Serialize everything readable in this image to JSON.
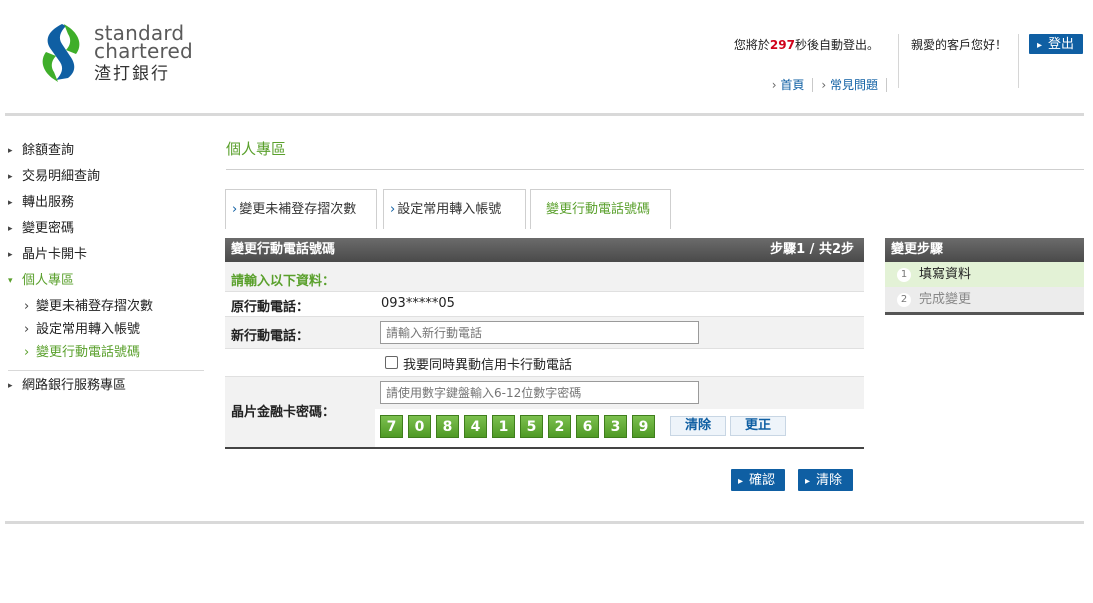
{
  "brand": {
    "name_line1": "standard",
    "name_line2": "chartered",
    "name_zh": "渣打銀行",
    "colors": {
      "blue": "#0f5fa3",
      "green": "#5aa02c"
    }
  },
  "header": {
    "logout_prefix": "您將於",
    "logout_seconds": "297",
    "logout_suffix": "秒後自動登出。",
    "greeting": "親愛的客戶您好！",
    "logout_button": "登出",
    "links": [
      "首頁",
      "常見問題"
    ]
  },
  "sidebar": {
    "items": [
      {
        "label": "餘額查詢"
      },
      {
        "label": "交易明細查詢"
      },
      {
        "label": "轉出服務"
      },
      {
        "label": "變更密碼"
      },
      {
        "label": "晶片卡開卡"
      },
      {
        "label": "個人專區"
      }
    ],
    "subitems": [
      {
        "label": "變更未補登存摺次數"
      },
      {
        "label": "設定常用轉入帳號"
      },
      {
        "label": "變更行動電話號碼"
      }
    ],
    "bottom_item": "網路銀行服務專區"
  },
  "main": {
    "page_title": "個人專區",
    "tabs": [
      {
        "label": "變更未補登存摺次數"
      },
      {
        "label": "設定常用轉入帳號"
      },
      {
        "label": "變更行動電話號碼"
      }
    ],
    "form": {
      "title": "變更行動電話號碼",
      "step_text": "步驟1 / 共2步",
      "instruction": "請輸入以下資料：",
      "old_phone_label": "原行動電話：",
      "old_phone_value": "093*****05",
      "new_phone_label": "新行動電話：",
      "new_phone_placeholder": "請輸入新行動電話",
      "checkbox_label": "我要同時異動信用卡行動電話",
      "pin_label": "晶片金融卡密碼：",
      "pin_placeholder": "請使用數字鍵盤輸入6-12位數字密碼",
      "keypad_digits": [
        "7",
        "0",
        "8",
        "4",
        "1",
        "5",
        "2",
        "6",
        "3",
        "9"
      ],
      "clear_key": "清除",
      "correct_key": "更正",
      "confirm_button": "確認",
      "clear_button": "清除"
    }
  },
  "steps": {
    "title": "變更步驟",
    "items": [
      {
        "num": "1",
        "label": "填寫資料"
      },
      {
        "num": "2",
        "label": "完成變更"
      }
    ]
  }
}
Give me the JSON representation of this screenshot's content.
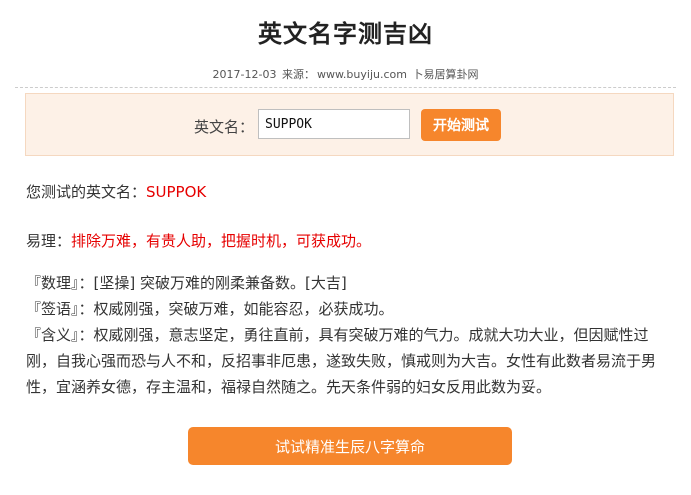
{
  "page": {
    "title": "英文名字测吉凶",
    "meta": {
      "date": "2017-12-03",
      "source_label": "来源：",
      "source_url": "www.buyiju.com",
      "source_name": "卜易居算卦网"
    }
  },
  "form": {
    "label": "英文名：",
    "input_value": "SUPPOK",
    "submit_label": "开始测试"
  },
  "result": {
    "name_label": "您测试的英文名：",
    "name_value": "SUPPOK",
    "yili_label": "易理：",
    "yili_value": "排除万难，有贵人助，把握时机，可获成功。",
    "shuli_label": "『数理』：",
    "shuli_value": "[坚操] 突破万难的刚柔兼备数。[大吉]",
    "qianyu_label": "『签语』：",
    "qianyu_value": "权威刚强，突破万难，如能容忍，必获成功。",
    "hanyi_label": "『含义』：",
    "hanyi_value": "权威刚强，意志坚定，勇往直前，具有突破万难的气力。成就大功大业，但因赋性过刚，自我心强而恐与人不和，反招事非厄患，遂致失败，慎戒则为大吉。女性有此数者易流于男性，宜涵养女德，存主温和，福禄自然随之。先天条件弱的妇女反用此数为妥。"
  },
  "cta": {
    "label": "试试精准生辰八字算命"
  },
  "colors": {
    "accent": "#f6862c",
    "highlight_red": "#e60000",
    "form_bg": "#fdf1e7"
  }
}
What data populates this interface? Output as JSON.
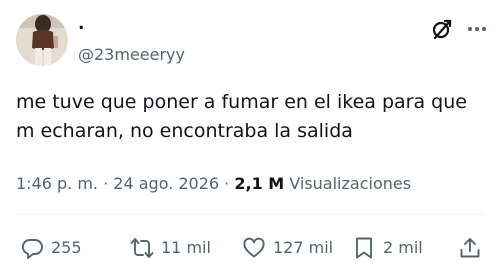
{
  "author": {
    "display_name": ".",
    "handle": "@23meeeryy"
  },
  "tweet": {
    "text_line1": "me tuve que poner a fumar en el ikea para que",
    "text_line2": "m echaran, no encontraba la salida"
  },
  "meta": {
    "time": "1:46 p. m.",
    "separator": " · ",
    "date": "24 ago. 2026",
    "separator2": " · ",
    "views_count": "2,1 M",
    "views_label": " Visualizaciones"
  },
  "actions": {
    "replies": "255",
    "reposts": "11 mil",
    "likes": "127 mil",
    "bookmarks": "2 mil"
  },
  "icons": {
    "grok": "grok-icon",
    "more": "more-icon",
    "reply": "reply-icon",
    "repost": "repost-icon",
    "like": "heart-icon",
    "bookmark": "bookmark-icon",
    "share": "share-icon"
  },
  "colors": {
    "text_primary": "#0f1419",
    "text_secondary": "#536471",
    "divider": "#eff3f4"
  }
}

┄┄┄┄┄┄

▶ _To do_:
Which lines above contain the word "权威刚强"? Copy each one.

▶ _Solution to this task_:
    "qianyu_value": "权威刚强，突破万难，如能容忍，必获成功。",
    "hanyi_value": "权威刚强，意志坚定，勇往直前，具有突破万难的气力。成就大功大业，但因赋性过刚，自我心强而恐与人不和，反招事非厄患，遂致失败，慎戒则为大吉。女性有此数者易流于男性，宜涵养女德，存主温和，福禄自然随之。先天条件弱的妇女反用此数为妥。"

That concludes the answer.